One place I know I don’t want to go is Antarctica. This is not to say that I think Antarctica is dull or something like that (I like the idea of auroras, bright stars, and a frozen, treeless tundra), it’s just that it’s cold in a kind of deathly way. But recently I’ve been hooked on reading about a team of dedicated art conservators working at Scott Base. Their Antarctic Conservation Blog is hosted by the British Natural History Museum.
I’m not really sure how productive I would be in -40 degree weather (really, who wants to sleep in a snow filled bedroom or use a frozen porta-potty, but it’s been cool to read how these conservators recently completed treatments on an historic iron-alloy match box and a sewing box, reams of paper and a screw packet, to name just a few things. Their adventures in this dark and frozen world are always worth a read and besides where else are you going to hear about people riding around in Haaglands and Piston Bullies? I wonder what kind of license you need to drive one of those things.
Besides imagining myself working in a snow-filled tundra, I’ve been digging around on the internet for other blogs about art conservation. Not surprisingly I can find only one blog devoted to conservation in Antarctica, but what did find out is that there are a lot more blogs related to book and paper conservation than any other specialty in my profession. I enjoy the irony of this: that the people that are responsible for preserving the thing that the internet seems to be eliminating are the ones that seem the most interested and comfortable using it.

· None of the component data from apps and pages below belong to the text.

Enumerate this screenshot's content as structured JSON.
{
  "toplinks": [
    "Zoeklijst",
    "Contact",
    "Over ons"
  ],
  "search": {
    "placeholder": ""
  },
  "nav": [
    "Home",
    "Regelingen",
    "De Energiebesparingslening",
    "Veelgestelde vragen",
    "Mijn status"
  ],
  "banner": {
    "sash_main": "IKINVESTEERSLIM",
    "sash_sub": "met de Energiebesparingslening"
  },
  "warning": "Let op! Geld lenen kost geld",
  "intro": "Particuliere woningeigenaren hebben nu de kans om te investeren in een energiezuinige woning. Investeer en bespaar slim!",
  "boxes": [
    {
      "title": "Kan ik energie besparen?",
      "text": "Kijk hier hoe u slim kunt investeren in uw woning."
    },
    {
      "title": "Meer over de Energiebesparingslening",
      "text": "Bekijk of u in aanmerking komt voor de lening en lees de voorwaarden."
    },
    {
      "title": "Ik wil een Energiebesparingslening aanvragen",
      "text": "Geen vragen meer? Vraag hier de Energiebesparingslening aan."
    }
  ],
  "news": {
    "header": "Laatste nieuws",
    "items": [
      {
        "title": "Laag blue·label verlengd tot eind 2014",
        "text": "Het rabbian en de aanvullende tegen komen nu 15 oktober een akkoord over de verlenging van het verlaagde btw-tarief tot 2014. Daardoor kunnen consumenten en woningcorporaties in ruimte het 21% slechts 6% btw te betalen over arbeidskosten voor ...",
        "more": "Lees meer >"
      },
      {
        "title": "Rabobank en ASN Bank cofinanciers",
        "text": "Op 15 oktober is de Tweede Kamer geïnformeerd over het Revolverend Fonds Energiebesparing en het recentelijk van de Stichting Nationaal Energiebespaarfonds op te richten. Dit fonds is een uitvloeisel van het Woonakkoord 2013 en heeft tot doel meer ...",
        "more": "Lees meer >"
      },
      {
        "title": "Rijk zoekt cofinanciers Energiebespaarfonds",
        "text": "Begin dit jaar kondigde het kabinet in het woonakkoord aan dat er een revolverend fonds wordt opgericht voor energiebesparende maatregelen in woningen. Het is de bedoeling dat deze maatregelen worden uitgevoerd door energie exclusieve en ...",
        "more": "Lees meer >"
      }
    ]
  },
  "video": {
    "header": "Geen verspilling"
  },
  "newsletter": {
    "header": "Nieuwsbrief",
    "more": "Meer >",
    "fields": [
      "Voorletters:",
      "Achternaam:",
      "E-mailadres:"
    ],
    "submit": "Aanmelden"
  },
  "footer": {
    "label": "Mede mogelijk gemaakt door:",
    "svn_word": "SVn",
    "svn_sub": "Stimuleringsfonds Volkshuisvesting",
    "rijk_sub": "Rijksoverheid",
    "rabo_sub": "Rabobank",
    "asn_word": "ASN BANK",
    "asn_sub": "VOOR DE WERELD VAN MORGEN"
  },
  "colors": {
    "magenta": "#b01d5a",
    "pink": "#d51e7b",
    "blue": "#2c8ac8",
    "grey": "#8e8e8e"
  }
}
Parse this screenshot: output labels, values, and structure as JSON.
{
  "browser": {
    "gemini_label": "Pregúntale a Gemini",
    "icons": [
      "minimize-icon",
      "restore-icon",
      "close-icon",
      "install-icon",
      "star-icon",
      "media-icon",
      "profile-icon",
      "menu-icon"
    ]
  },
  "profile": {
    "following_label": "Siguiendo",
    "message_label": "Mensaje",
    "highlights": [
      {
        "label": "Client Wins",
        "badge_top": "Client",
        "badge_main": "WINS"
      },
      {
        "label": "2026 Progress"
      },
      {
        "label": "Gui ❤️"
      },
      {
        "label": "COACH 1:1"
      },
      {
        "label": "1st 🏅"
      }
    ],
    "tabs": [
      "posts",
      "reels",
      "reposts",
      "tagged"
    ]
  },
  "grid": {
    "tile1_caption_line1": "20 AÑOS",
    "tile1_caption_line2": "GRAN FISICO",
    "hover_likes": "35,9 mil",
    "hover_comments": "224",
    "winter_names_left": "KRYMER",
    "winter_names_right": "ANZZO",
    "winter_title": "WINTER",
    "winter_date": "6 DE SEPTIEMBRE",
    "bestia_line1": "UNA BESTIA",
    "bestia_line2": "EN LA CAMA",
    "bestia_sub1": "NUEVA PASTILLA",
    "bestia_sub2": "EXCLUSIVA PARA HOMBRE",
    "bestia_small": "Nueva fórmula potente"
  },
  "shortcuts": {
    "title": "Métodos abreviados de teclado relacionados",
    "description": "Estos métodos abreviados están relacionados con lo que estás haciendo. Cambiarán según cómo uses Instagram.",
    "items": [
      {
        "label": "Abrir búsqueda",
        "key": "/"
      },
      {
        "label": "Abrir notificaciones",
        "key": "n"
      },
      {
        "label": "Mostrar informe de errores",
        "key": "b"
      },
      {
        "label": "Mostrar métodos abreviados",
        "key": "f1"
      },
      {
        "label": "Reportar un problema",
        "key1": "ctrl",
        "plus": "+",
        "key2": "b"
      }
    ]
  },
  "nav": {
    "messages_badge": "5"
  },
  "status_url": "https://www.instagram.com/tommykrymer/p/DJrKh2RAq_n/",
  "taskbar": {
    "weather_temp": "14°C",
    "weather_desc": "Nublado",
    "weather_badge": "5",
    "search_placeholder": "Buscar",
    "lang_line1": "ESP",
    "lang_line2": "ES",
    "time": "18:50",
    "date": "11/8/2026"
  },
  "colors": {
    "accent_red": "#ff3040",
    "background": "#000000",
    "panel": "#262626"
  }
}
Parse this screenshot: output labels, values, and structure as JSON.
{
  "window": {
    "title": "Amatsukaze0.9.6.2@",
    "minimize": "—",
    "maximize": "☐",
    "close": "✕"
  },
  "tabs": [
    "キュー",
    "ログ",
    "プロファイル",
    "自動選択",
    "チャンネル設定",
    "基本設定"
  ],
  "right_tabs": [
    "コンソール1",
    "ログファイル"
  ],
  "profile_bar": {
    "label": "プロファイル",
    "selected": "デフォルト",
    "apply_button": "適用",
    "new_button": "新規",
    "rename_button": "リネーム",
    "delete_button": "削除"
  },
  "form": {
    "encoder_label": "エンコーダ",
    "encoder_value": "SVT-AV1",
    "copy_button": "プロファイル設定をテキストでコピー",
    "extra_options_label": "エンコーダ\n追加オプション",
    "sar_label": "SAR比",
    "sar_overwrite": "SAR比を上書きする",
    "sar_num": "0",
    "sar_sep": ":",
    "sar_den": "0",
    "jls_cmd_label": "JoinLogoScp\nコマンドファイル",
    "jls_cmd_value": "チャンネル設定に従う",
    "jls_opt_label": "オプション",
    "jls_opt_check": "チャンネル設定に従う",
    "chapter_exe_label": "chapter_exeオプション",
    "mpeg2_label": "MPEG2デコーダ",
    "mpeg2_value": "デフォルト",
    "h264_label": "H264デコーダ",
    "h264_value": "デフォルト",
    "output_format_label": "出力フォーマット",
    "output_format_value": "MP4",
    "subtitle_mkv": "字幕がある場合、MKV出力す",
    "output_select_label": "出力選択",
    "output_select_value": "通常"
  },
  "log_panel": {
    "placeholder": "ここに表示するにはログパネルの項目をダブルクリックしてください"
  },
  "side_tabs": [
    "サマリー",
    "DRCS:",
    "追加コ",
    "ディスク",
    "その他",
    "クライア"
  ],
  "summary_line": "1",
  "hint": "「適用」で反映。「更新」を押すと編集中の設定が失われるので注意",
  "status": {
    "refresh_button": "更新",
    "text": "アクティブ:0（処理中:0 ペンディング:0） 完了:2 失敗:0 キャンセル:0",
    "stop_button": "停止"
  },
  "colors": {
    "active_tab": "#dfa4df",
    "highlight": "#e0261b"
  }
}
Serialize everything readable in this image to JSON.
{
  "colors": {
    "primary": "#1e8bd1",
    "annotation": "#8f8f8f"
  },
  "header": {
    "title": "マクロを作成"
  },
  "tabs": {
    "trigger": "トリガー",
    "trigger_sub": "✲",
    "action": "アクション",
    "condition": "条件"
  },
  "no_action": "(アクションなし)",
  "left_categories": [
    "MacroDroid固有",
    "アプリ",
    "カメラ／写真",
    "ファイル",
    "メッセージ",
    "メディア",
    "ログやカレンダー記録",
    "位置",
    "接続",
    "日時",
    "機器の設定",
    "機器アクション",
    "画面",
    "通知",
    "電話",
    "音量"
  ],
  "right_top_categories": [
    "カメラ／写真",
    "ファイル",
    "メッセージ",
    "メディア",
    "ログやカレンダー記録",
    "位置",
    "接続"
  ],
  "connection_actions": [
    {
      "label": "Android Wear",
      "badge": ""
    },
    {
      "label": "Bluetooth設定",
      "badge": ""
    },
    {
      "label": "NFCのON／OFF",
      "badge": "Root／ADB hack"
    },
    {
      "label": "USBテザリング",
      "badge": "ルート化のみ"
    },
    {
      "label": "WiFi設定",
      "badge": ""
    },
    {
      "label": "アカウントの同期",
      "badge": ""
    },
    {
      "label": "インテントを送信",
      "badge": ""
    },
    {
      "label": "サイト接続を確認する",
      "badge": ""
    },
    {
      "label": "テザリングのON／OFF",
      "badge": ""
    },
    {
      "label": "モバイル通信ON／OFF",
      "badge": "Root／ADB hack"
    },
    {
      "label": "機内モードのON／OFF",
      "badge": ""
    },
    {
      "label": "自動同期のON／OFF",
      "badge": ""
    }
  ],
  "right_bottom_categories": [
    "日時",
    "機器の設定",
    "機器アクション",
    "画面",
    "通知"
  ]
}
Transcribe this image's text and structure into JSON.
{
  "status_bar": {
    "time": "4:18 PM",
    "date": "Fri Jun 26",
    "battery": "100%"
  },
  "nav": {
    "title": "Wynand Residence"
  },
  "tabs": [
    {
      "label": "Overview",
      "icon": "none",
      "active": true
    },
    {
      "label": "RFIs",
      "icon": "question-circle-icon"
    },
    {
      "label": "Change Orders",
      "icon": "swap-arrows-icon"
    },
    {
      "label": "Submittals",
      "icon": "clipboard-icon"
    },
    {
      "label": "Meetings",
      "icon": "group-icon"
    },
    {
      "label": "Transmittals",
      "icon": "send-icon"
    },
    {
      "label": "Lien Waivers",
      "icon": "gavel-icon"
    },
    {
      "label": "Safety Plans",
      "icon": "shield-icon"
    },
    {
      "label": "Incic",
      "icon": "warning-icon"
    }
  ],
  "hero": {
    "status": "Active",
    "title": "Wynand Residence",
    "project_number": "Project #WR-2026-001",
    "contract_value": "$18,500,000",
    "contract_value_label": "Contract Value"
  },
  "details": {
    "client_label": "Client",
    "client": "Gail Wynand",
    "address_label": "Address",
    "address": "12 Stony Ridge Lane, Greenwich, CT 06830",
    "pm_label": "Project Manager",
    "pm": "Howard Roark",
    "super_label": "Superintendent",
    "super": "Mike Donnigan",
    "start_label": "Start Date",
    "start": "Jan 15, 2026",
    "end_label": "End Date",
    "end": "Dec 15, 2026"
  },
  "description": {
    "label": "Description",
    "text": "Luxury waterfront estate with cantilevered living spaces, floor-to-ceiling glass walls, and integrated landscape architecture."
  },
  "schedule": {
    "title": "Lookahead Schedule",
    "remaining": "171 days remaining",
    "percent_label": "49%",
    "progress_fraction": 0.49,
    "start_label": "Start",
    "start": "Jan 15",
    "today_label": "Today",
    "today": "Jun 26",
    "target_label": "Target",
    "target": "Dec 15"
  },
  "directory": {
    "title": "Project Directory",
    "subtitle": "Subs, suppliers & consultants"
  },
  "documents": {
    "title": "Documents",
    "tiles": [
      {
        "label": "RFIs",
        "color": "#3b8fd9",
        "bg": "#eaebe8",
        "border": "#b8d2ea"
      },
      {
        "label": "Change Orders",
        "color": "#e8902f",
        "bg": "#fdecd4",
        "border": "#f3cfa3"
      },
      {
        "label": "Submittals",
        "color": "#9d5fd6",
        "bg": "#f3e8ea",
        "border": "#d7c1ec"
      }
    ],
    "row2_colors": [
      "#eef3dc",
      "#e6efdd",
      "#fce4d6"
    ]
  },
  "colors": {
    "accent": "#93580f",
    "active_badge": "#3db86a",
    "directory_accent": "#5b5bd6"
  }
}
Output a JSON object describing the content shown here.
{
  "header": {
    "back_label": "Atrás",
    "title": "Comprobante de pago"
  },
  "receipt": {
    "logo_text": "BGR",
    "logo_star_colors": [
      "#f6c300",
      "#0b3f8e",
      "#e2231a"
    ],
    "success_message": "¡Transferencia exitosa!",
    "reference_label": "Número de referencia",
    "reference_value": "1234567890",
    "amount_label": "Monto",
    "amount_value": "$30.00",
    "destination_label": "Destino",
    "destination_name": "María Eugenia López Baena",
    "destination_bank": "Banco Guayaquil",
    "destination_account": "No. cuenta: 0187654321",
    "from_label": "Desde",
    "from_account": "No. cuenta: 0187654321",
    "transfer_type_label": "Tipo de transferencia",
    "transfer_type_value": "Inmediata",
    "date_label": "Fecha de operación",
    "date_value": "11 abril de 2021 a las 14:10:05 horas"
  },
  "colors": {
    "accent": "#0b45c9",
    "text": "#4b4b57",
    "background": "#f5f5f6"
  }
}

Take for example blogs by Jeff Peachey, Holly Robertson, and Beth Heller. Jeff Peachey always has something interesting to share about working as a book conservator: from talking about type-setting tools to posting about one of the larger topics currently being discussed in my profession: certification. Holly Robertson’s blog Do I really want to touch that with my hand? provides a behind-the-scenes look into a book conservator’s work at the University of Virginia Library. And Beth Heller’s blog Beth Heller Conservation covers a lot of territory (who knew she had something from her collection traveling to space?)
In addition to blogs about book and paper conservation, there are a few blogs out there about archaeological digs. The Kelsey Museum of Archaeology Dig Diaries (hosted by the University of Michigan), is a blog where you can find out what conservators Suzanne Davis and Claudia Chemello are doing at the site in Tel Kedesh Israel. Besides reading the weekly updates and seeing the field pictures, I’m a big fan of the Find of the Week.
I would be remiss if I didn’t mention who I believe is the first person to blog about an art conservation project: The Brooklyn Museum’s Lisa Bruno first post back in 2006 was about a large-scale treatment of a replica of the Statue of Liberty. Since then, the BM has posted all sorts of conservation-related material: from the installation of a “Period Room”, to John Steele’s own “Dig Diaries”, to an in-depth discussion of the conservation of an Egyptian mummy that’s currently on view here at the IMA as part of the To Live Forever exhibition.
I don’t claim to have uncovered all of the blogs out there about art conservation. Have you seen any that are interesting? If so, will you leave me a comment with a link so I can check it out?
Filed under: Conservation